Some key items that are typically negotiated and inserted into a Letter of Intent include a list of assets or shares being purchased, the purchase price and how it will be paid (full cash buyout, bank loan or monthly instalments), the proposed closing date, negotiation and investigation time periods (often called due diligence periods), exclusivity periods, assumption or termination of employees, non-competition and non-solicitation agreements.
5. Complete Due Diligence.
When you first express informal interest in purchasing a business, you will likely only receive basic information about how the business is performing.

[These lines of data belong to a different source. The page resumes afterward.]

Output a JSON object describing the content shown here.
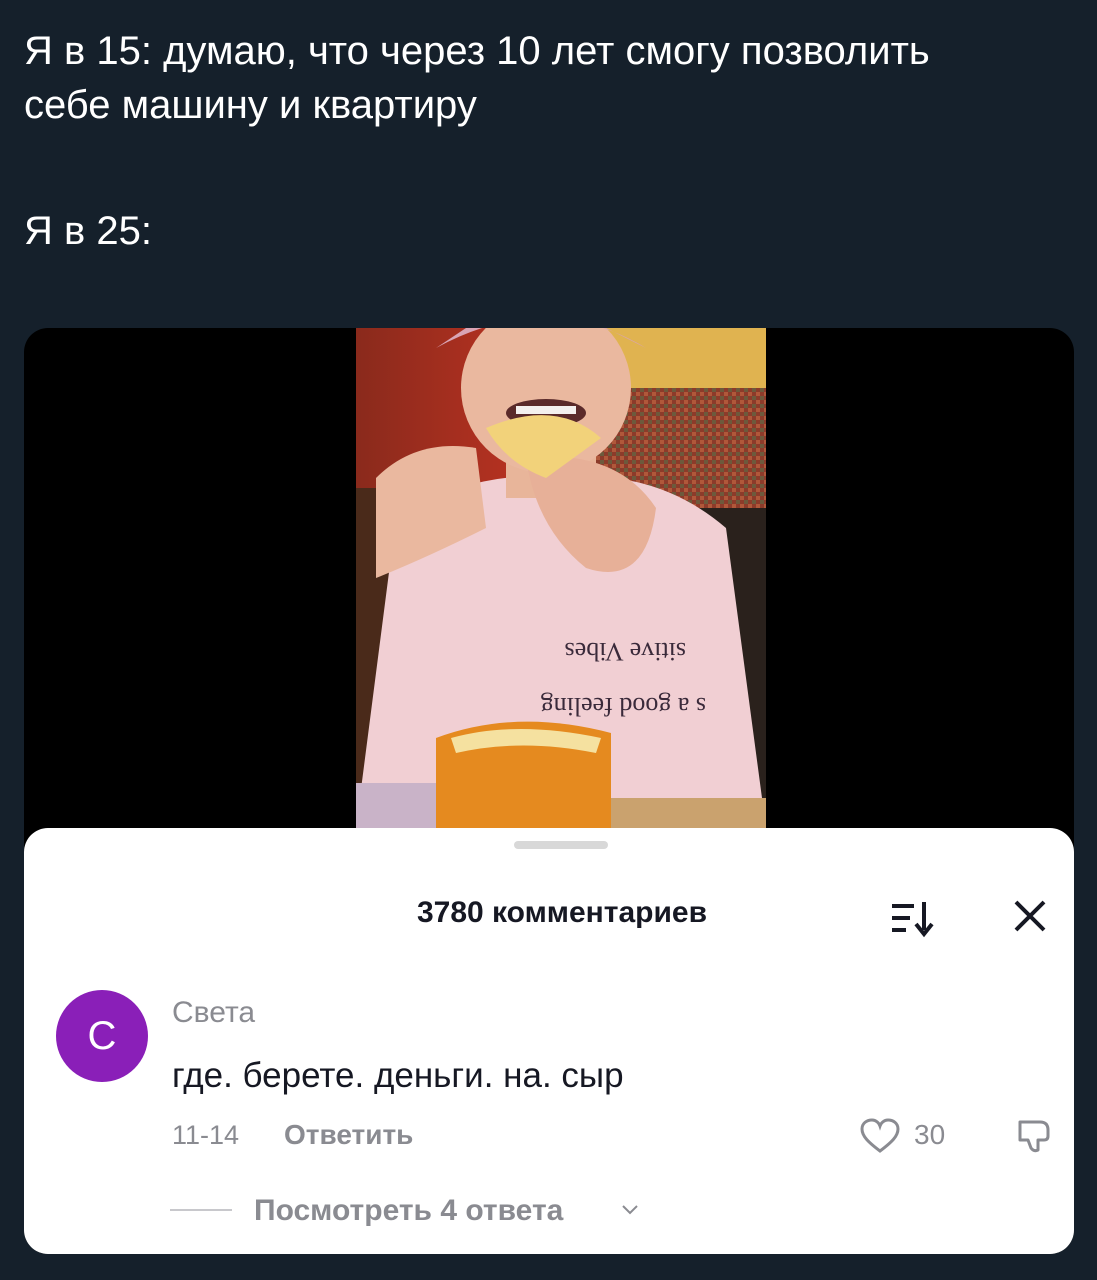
{
  "post": {
    "line1": "Я в 15: думаю, что через 10 лет смогу позволить",
    "line2": "себе машину и квартиру",
    "line3": "Я в 25:"
  },
  "video": {
    "shirt_text_line1": "sitive Vibes",
    "shirt_text_line2": "s a good feeling"
  },
  "comments_panel": {
    "count_label": "3780 комментариев",
    "sort_icon": "sort-icon",
    "close_icon": "close-icon"
  },
  "comment": {
    "avatar_letter": "С",
    "avatar_color": "#8a1fb8",
    "author": "Света",
    "text": "где. берете. деньги. на. сыр",
    "date": "11-14",
    "reply_label": "Ответить",
    "like_count": "30",
    "view_replies": "Посмотреть 4 ответа"
  }
}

The due diligence period is your chance to take a deeper dive into the financials, operations, customers and supplier networks, and any other pertinent matters that will help you decide whether to proceed with the transaction.
Some key documents to review during the due diligence period are financial statements for the past 3 years, customer and supplier lists, existing contracts, any commercial leases, franchise documents (if applicable), employee and manager information and legal records.
6. Obtain Financing.
Most businesses are purchased with a combination of debt and equity, which means you’ll pay part of the purchase price with cash and the rest through a loan. There are several ways to finance the purchase of an existing business including traditional bank financing, specialised small business loans (see, for example, Business Development Bank of Canada or the Canada Small Business Financing Program) or vendor financing. Vendor financing is a loan provided by the seller of the business, which is typically paid back by the buyer on a monthly basis after business transaction has been completed.
7. Prepare a Formal Agreement and Close the Transaction.
Once the key terms are finalized and any due diligence investigation is complete, the buyer and seller will prepare an Asset Purchase Agreement or Share Purchase Agreement (whichever is applicable) to formalize the final agreements between the parties. This agreement will include a final closing date, purchase price, conditions to closing and other understandings between the parties. On the closing date, your lawyer will transfer the purchase price funds to the seller’s lawyer. The purchase price will be held in escrow (meaning the law firm will hold the money for safe keeping) until all the documents are signed and the business is officially transferred over to you.
Once the closing is finalized, you will need to ensure that your corporation has all the necessary licenses and arrangements to operate the business. If your business acquisition was a share purchase, then this may not be necessary because you have purchased the seller’s corporation in its entirety.
Buying a business can be both an exciting but stressful experience. Although these are great starting points to consider when deciding to purchase an existing business, many business acquisitions can get quite complex, particularly when it comes to the degree of legal liability and risk that you are taking on.
A good first step would be to speak to someone who has been through it, or someone who has helped others purchase and sell businesses – such as an Accountant or Business Lawyer.